To simply focus on Ms. Bell’s obvious wealth would miss who she truly was.  Warm and gracious with an easy smile, she made visitors feel comfortable and glad to be in her presence. This certainly was the case in 2007 when her nephew, Jim Phillip, and I visited her to discuss a possible gift to AFE. Yes, she was “warm and gracious,” but only a fool would take Lee Bell for granted and she did not suffer fools lightly.  One does not acquire such wealth without the savvy to steward it wisely.

So, when we approached her about a gift to honor her parents, she asked numerous questions: How much money does AFE currently invest? Who invests the funds and how? How much is distributed for charitable purposes annually? How does AFE identify scholarship recipients? And the questions went on… After a thorough vetting, Ms. Bell determined her parents would indeed be honored if she invested in the Endowment.  Because her gift is endowed, the James and Helen Phillip Floral Design Grant will live on in perpetuity, honoring her parents forevermore.
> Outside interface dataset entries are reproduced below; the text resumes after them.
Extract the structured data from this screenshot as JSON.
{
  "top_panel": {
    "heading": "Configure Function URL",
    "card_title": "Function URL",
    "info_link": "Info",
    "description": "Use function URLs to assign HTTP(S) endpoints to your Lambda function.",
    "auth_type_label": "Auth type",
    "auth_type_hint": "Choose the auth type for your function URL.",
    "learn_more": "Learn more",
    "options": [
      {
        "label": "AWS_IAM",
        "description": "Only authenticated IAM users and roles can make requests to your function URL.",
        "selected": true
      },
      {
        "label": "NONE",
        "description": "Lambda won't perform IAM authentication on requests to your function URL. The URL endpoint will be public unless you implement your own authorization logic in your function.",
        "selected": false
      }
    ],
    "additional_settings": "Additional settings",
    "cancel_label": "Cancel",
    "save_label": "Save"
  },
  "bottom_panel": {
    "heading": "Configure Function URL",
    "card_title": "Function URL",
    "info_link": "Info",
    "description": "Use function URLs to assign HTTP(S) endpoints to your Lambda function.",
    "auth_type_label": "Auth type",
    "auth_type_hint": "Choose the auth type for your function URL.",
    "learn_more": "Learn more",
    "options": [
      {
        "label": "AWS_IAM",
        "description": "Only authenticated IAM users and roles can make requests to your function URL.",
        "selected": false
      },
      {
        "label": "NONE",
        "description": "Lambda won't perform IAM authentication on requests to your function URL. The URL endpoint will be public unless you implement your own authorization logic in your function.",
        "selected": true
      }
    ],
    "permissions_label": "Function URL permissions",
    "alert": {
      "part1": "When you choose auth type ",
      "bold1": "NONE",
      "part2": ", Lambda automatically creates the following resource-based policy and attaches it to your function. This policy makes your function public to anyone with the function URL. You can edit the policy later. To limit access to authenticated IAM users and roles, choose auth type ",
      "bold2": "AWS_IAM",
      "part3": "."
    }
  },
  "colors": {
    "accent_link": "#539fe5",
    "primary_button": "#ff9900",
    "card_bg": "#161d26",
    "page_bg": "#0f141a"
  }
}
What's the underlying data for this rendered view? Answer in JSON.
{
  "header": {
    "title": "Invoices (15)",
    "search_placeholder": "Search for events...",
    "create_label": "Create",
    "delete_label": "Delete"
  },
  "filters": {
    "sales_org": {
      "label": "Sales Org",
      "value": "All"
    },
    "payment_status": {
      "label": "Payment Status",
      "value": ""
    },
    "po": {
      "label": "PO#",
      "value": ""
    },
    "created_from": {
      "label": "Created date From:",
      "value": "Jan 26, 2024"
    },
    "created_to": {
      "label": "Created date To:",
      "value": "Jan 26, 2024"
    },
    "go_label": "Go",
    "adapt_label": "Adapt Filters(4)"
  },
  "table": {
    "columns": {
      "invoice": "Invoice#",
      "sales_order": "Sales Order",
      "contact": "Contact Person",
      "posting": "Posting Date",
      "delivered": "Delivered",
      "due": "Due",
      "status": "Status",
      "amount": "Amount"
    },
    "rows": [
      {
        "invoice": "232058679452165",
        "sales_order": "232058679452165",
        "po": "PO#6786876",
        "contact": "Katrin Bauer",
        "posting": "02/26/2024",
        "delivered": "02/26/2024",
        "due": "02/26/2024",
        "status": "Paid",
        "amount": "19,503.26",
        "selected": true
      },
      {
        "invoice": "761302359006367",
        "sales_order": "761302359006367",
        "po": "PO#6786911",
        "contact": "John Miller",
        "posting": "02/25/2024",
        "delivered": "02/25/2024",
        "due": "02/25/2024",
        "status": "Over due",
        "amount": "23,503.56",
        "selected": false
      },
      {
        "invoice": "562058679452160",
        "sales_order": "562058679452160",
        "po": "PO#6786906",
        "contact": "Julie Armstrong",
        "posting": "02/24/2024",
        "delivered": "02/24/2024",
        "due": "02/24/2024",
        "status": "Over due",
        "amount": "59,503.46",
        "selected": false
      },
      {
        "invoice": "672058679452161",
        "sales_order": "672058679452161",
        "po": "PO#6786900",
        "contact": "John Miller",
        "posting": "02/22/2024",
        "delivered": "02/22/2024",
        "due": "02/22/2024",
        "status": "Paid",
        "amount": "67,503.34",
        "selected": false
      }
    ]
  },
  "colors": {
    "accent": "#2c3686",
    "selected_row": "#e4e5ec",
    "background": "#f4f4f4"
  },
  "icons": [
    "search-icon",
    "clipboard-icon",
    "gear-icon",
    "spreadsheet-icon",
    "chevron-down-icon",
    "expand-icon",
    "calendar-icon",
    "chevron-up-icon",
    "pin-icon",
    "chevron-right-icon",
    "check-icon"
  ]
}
Lee Phillip Bell is not alone. Others have been inspired to invest generously in AFE. A former trustee designated 5% of his estate to the Endowment in his will. Asked if his generosity might upset his heirs he responded, “Look, if my heirs cannot get along with 95% of my estate something else is very wrong. The floral industry has provided the means to support our whole family. My heirs will be very happy we expressed our gratitude through this gift.”

The future of our industry depends on advancements through research and the access students can gain through scholarships and grants. But it won’t happen without broad industry support.

The good news is that there are many easy and tax-wise ways to support AFE:

  • Gifts of cash are tax deductible.Donate to AFE
  • If you have an IRA, by working with your account administrator, you can rollover funds directly to AFE and thereby exempt them from taxable income.
  • If you have an old life insurance policy you no longer need, you can make AFE the owner and beneficiary of the policy and receive an immediate tax credit.
  • If you own appreciated stock, you can gift the stock to AFE. By doing so you avoid all capital gains taxes AND you can declare a charitable gift deduction for the market value of the stock.
  • Specific to this year, the 2020 Congressional CARES Act provides the following enhanced charitable contributions incentives:
    • First, it provides for a deduction for cash donations for nonitemizers of up to $300. That is, taxpayers can deduct these amounts even if they elect the standard deduction.
    • Second, it eliminates the limit on cash gifts of individuals to public charities (but not to donor advised funds, supporting organizations, or private foundations).
    • Third, it increases the limit on charitable contributions from corporations to 25% of taxable income.

As year-end approaches, we should all reflect on our lives and the benefits we have received through the floral industry, then give generously to AFE in the spirit of Lee Phillip Bell.

Sten Crissey

To donate today visit:

For more information on tax-wise ways to support the floral industry through AFE, contact Debi Chedester at 703-838-5239 or

By Sten Crissey, Past Trustee